# [PROBLEM DETAILS]
Retype all of the listing exactly, passing over any picture you find.

# [PROVIDED ENTRIES]
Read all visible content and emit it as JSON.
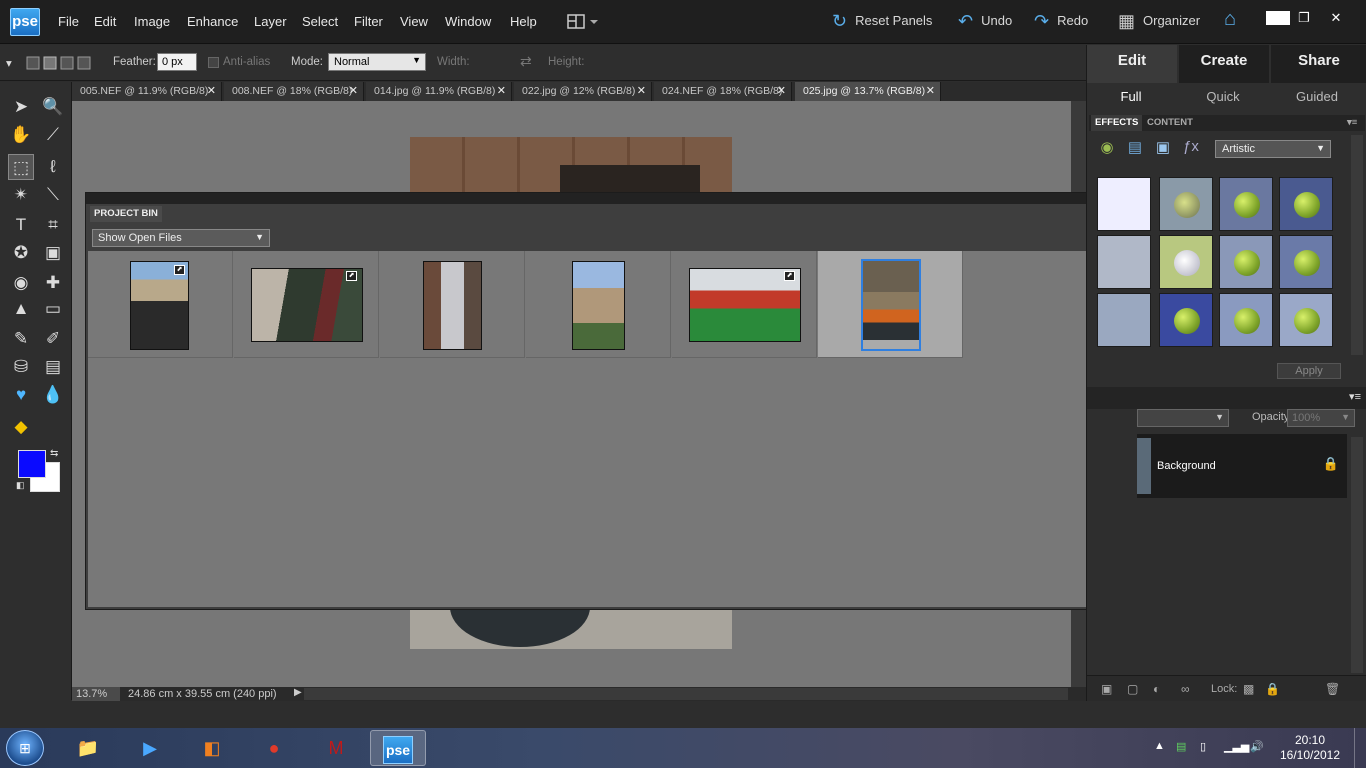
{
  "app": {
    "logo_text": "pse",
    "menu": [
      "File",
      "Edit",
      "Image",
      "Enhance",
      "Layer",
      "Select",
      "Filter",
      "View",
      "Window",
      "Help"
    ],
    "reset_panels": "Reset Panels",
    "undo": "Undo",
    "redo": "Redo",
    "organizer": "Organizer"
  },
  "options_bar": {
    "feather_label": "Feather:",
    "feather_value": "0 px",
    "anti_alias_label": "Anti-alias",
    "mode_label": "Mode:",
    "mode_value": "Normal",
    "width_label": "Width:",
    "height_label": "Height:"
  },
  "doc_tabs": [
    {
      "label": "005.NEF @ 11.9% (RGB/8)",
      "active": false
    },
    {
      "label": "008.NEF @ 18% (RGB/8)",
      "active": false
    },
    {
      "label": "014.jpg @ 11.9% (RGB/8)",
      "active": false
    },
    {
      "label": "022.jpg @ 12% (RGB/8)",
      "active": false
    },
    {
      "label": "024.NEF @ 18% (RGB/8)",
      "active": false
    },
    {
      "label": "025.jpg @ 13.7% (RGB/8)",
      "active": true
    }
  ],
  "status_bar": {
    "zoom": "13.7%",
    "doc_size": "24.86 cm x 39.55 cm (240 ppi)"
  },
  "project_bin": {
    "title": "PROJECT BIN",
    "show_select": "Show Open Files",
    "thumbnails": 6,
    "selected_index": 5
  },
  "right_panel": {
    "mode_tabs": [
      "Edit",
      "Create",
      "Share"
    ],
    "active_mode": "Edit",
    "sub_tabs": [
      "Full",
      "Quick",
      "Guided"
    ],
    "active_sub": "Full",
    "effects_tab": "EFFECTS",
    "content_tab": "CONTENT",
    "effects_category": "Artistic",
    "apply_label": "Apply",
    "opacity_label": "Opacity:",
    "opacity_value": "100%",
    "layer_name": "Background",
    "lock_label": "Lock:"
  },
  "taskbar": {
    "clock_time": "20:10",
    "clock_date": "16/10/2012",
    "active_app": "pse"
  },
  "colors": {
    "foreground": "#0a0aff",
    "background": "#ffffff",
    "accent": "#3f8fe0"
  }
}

# [SOLUTION FOR THIS PROBLEM]
Read all visible content and emit it as JSON.
{
  "app": {
    "logo_text": "pse",
    "menu": [
      "File",
      "Edit",
      "Image",
      "Enhance",
      "Layer",
      "Select",
      "Filter",
      "View",
      "Window",
      "Help"
    ],
    "reset_panels": "Reset Panels",
    "undo": "Undo",
    "redo": "Redo",
    "organizer": "Organizer"
  },
  "options_bar": {
    "feather_label": "Feather:",
    "feather_value": "0 px",
    "anti_alias_label": "Anti-alias",
    "mode_label": "Mode:",
    "mode_value": "Normal",
    "width_label": "Width:",
    "height_label": "Height:"
  },
  "doc_tabs": [
    {
      "label": "005.NEF @ 11.9% (RGB/8)",
      "active": false
    },
    {
      "label": "008.NEF @ 18% (RGB/8)",
      "active": false
    },
    {
      "label": "014.jpg @ 11.9% (RGB/8)",
      "active": false
    },
    {
      "label": "022.jpg @ 12% (RGB/8)",
      "active": false
    },
    {
      "label": "024.NEF @ 18% (RGB/8)",
      "active": false
    },
    {
      "label": "025.jpg @ 13.7% (RGB/8)",
      "active": true
    }
  ],
  "status_bar": {
    "zoom": "13.7%",
    "doc_size": "24.86 cm x 39.55 cm (240 ppi)"
  },
  "project_bin": {
    "title": "PROJECT BIN",
    "show_select": "Show Open Files",
    "thumbnails": 6,
    "selected_index": 5
  },
  "right_panel": {
    "mode_tabs": [
      "Edit",
      "Create",
      "Share"
    ],
    "active_mode": "Edit",
    "sub_tabs": [
      "Full",
      "Quick",
      "Guided"
    ],
    "active_sub": "Full",
    "effects_tab": "EFFECTS",
    "content_tab": "CONTENT",
    "effects_category": "Artistic",
    "apply_label": "Apply",
    "opacity_label": "Opacity:",
    "opacity_value": "100%",
    "layer_name": "Background",
    "lock_label": "Lock:"
  },
  "taskbar": {
    "clock_time": "20:10",
    "clock_date": "16/10/2012",
    "active_app": "pse"
  },
  "colors": {
    "foreground": "#0a0aff",
    "background": "#ffffff",
    "accent": "#3f8fe0"
  }
}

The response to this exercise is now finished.